She died “by putting her head in a gas oven as her two small children slept in a bedroom nearby, which she had sealed against gas fumes, and where she had placed mugs of milk and a plate of bread for them to find when they awoke.”
His deteriorated body was found on the kitchen floor. There were multiple liquor bottles scattered on the floor. The neighbors said it had been months since they’d seen him. The grass was overgrown in his lawn. The electricity had been shut off. The autopsy determined he’d been dead for over a year.

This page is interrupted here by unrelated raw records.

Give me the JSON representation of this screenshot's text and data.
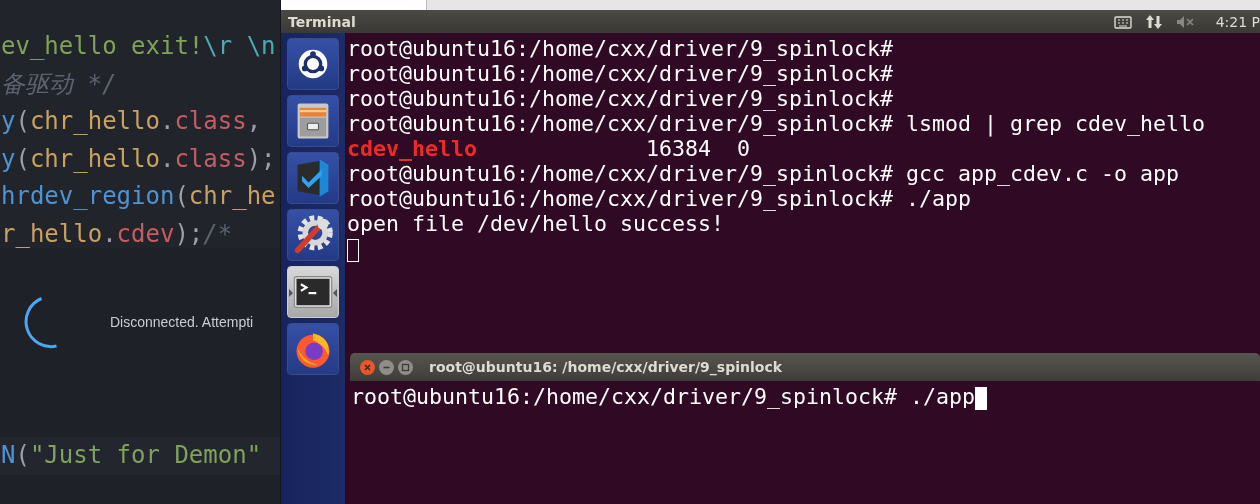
{
  "editor": {
    "code_lines": [
      [
        {
          "kind": "string",
          "text": "ev_hello exit!"
        },
        {
          "kind": "escape",
          "text": "\\r \\n"
        }
      ],
      [
        {
          "kind": "comment",
          "text": "备驱动 */"
        }
      ],
      [
        {
          "kind": "function",
          "text": "y"
        },
        {
          "kind": "punct",
          "text": "("
        },
        {
          "kind": "variable",
          "text": "chr_hello"
        },
        {
          "kind": "punct",
          "text": "."
        },
        {
          "kind": "property",
          "text": "class"
        },
        {
          "kind": "punct",
          "text": ","
        }
      ],
      [
        {
          "kind": "function",
          "text": "y"
        },
        {
          "kind": "punct",
          "text": "("
        },
        {
          "kind": "variable",
          "text": "chr_hello"
        },
        {
          "kind": "punct",
          "text": "."
        },
        {
          "kind": "property",
          "text": "class"
        },
        {
          "kind": "punct",
          "text": ");"
        }
      ],
      [
        {
          "kind": "function",
          "text": "hrdev_region"
        },
        {
          "kind": "punct",
          "text": "("
        },
        {
          "kind": "variable",
          "text": "chr_he"
        }
      ],
      [
        {
          "kind": "variable",
          "text": "r_hello"
        },
        {
          "kind": "punct",
          "text": "."
        },
        {
          "kind": "property",
          "text": "cdev"
        },
        {
          "kind": "punct",
          "text": ");"
        },
        {
          "kind": "comment",
          "text": "/*"
        }
      ]
    ],
    "status_message": "Disconnected. Attempti",
    "bottom_line": [
      {
        "kind": "function",
        "text": "N"
      },
      {
        "kind": "punct",
        "text": "("
      },
      {
        "kind": "string",
        "text": "\"Just for Demon\""
      }
    ]
  },
  "top_panel": {
    "app_title": "Terminal",
    "clock": "4:21 P"
  },
  "launcher": [
    {
      "kind": "ubuntu",
      "selected": false
    },
    {
      "kind": "files",
      "selected": false
    },
    {
      "kind": "code",
      "selected": false
    },
    {
      "kind": "settings",
      "selected": false
    },
    {
      "kind": "terminal",
      "selected": true
    },
    {
      "kind": "browser",
      "selected": false
    }
  ],
  "terminal": {
    "focused": false,
    "lines": [
      [
        {
          "kind": "plain",
          "text": "root@ubuntu16:/home/cxx/driver/9_spinlock#"
        }
      ],
      [
        {
          "kind": "plain",
          "text": "root@ubuntu16:/home/cxx/driver/9_spinlock#"
        }
      ],
      [
        {
          "kind": "plain",
          "text": "root@ubuntu16:/home/cxx/driver/9_spinlock#"
        }
      ],
      [
        {
          "kind": "plain",
          "text": "root@ubuntu16:/home/cxx/driver/9_spinlock# lsmod | grep cdev_hello"
        }
      ],
      [
        {
          "kind": "match",
          "text": "cdev_hello"
        },
        {
          "kind": "plain",
          "text": "             16384  0"
        }
      ],
      [
        {
          "kind": "plain",
          "text": "root@ubuntu16:/home/cxx/driver/9_spinlock# gcc app_cdev.c -o app"
        }
      ],
      [
        {
          "kind": "plain",
          "text": "root@ubuntu16:/home/cxx/driver/9_spinlock# ./app"
        }
      ],
      [
        {
          "kind": "plain",
          "text": "open file /dev/hello success!"
        }
      ]
    ]
  },
  "terminal_window": {
    "title": "root@ubuntu16: /home/cxx/driver/9_spinlock",
    "focused": true,
    "lines": [
      [
        {
          "kind": "plain",
          "text": "root@ubuntu16:/home/cxx/driver/9_spinlock# ./app"
        }
      ]
    ]
  }
}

“I was alone in my echo-y apartment… pouring boiling water into a vintage glass pitcher (the only thing left of my former roommate who I adored, who taught me something about feminism incidentally) to make iced tea, it broke and so I poured the boiling water and shards all down my legs. I don’t really remember what happened next, but I remember going around with gauze for a few weeks after that.”
My friend died in his kitchen. He had been drinking kava tea for his stress while grading student papers all day. He hung himself after buying a full bag of groceries. When I cleaned out his kitchen, I took all of his spices and I am waiting for them to go stale.
“Paralysis still with me… When I stop, moving, other lives & single-track aims shoulder me into shadow. I am fixed, fixated on neatness.”
“[A] high mechanization of domestic chores doesn’t free any time… for the machine doesn’t exist that makes and minds children.”
“I got up and went into the kitchen to do the dishes. And shit I thought I probably won’t bother again. But I’ll get bugged and not bother to tell you and after a while everything will be awful and I’ll never say anything because it’s so fucking uncool to talk about it. And that I thought will be that and what a shame.”
IV: Fields, kitchens, prisons.
“If a woman sells cloth in the market, she is a weaver, but if she makes cloth in the home, she is only a wife.”
When you cut your finger how many seconds does it take you to wonder how you’ll wash your dishes for however long it will take for the skin to heal over or will you have to wash your dishes with the cut and how much longer will it then take for the skin to heal?
“For not to see women’s work in the home is to be blind to the work and struggles of the overwhelming majority of the world’s population which is wageless. It is to ignore not only that American capital was built on slave labour as well as waged labour, but also that up to this day it thrives on the wageless work of millions of women and men in the fields, kitchens, prisons, of the U.S. and throughout the world.”
After that mustard is used, how will it get back to the fridge?
“… we know that the working day for capital does not necessarily produce a pay-check and does not begin and end at the factory gates. And we rediscover, first, the nature and extent of housework itself. For as soon as we raise our heads from the socks we mend and the meals we cook and look at the totality of our working day, we see clearly that while this does not result in a wage for ourselves, we produce the most precious product to appear on the capitalist market: labour power. Housework, in fact, is much more than house cleaning. It is servicing the wage earner physically, emotionally, sexually, getting him ready to work day after day for the wage.”
The sociologists visited the commune to count the number of dishes the women were washing.
She became the ‘kitchen bitch,’ every single time.
“Were I not to forget then how could I do it again?”
With infinite thanks to Cara Baldwin, Maya Andrea Gonzalez, Johanna Isaacson, Kristin Koster, Laura E. Martin, Sarah Rupp, Nicole Trigg, and Chloe Watlington for their thoughts, contributions, and inspiration. Additional material from Nicole Cox, Mariarosa Dalla Costa, Diane DiPrima, Sylvia Federici, Frances Glessner Lee, Claudia Jones, Selma Jones, Sylvia Plath, and many others…